→ Work request:
Nothing but a verbatim copy of the data, minus the images, should be returned.

[Items from a data source]
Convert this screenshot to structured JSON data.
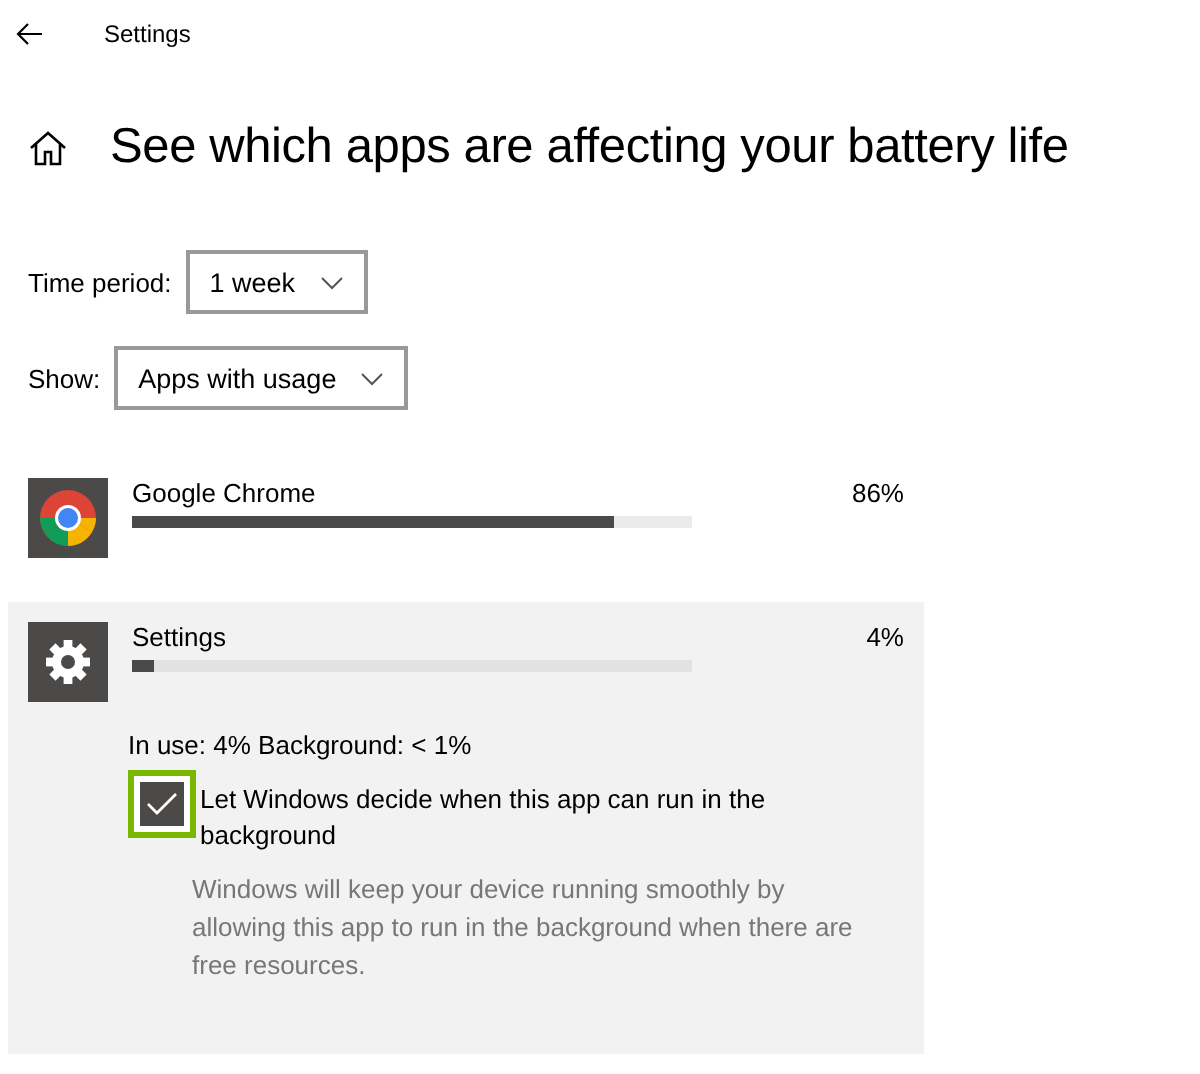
{
  "window": {
    "title": "Settings"
  },
  "page_title": "See which apps are affecting your battery life",
  "filters": [
    {
      "label": "Time period:",
      "value": "1 week"
    },
    {
      "label": "Show:",
      "value": "Apps with usage"
    }
  ],
  "apps": [
    {
      "name": "Google Chrome",
      "kind": "chrome",
      "percent": "86%",
      "level": 0.86,
      "expanded": false
    },
    {
      "name": "Settings",
      "kind": "gear",
      "percent": "4%",
      "level": 0.04,
      "expanded": true,
      "details": "In use: 4% Background: < 1%",
      "option": {
        "label": "Let Windows decide when this app can run in the background",
        "checked": true,
        "highlighted": true,
        "description": "Windows will keep your device running smoothly by allowing this app to run in the background when there are free resources."
      }
    }
  ]
}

→ Output of the task:
Convert this screenshot to structured JSON data.
{
  "window": {
    "title": "Settings"
  },
  "page_title": "See which apps are affecting your battery life",
  "filters": [
    {
      "label": "Time period:",
      "value": "1 week"
    },
    {
      "label": "Show:",
      "value": "Apps with usage"
    }
  ],
  "apps": [
    {
      "name": "Google Chrome",
      "kind": "chrome",
      "percent": "86%",
      "level": 0.86,
      "expanded": false
    },
    {
      "name": "Settings",
      "kind": "gear",
      "percent": "4%",
      "level": 0.04,
      "expanded": true,
      "details": "In use: 4% Background: < 1%",
      "option": {
        "label": "Let Windows decide when this app can run in the background",
        "checked": true,
        "highlighted": true,
        "description": "Windows will keep your device running smoothly by allowing this app to run in the background when there are free resources."
      }
    }
  ]
}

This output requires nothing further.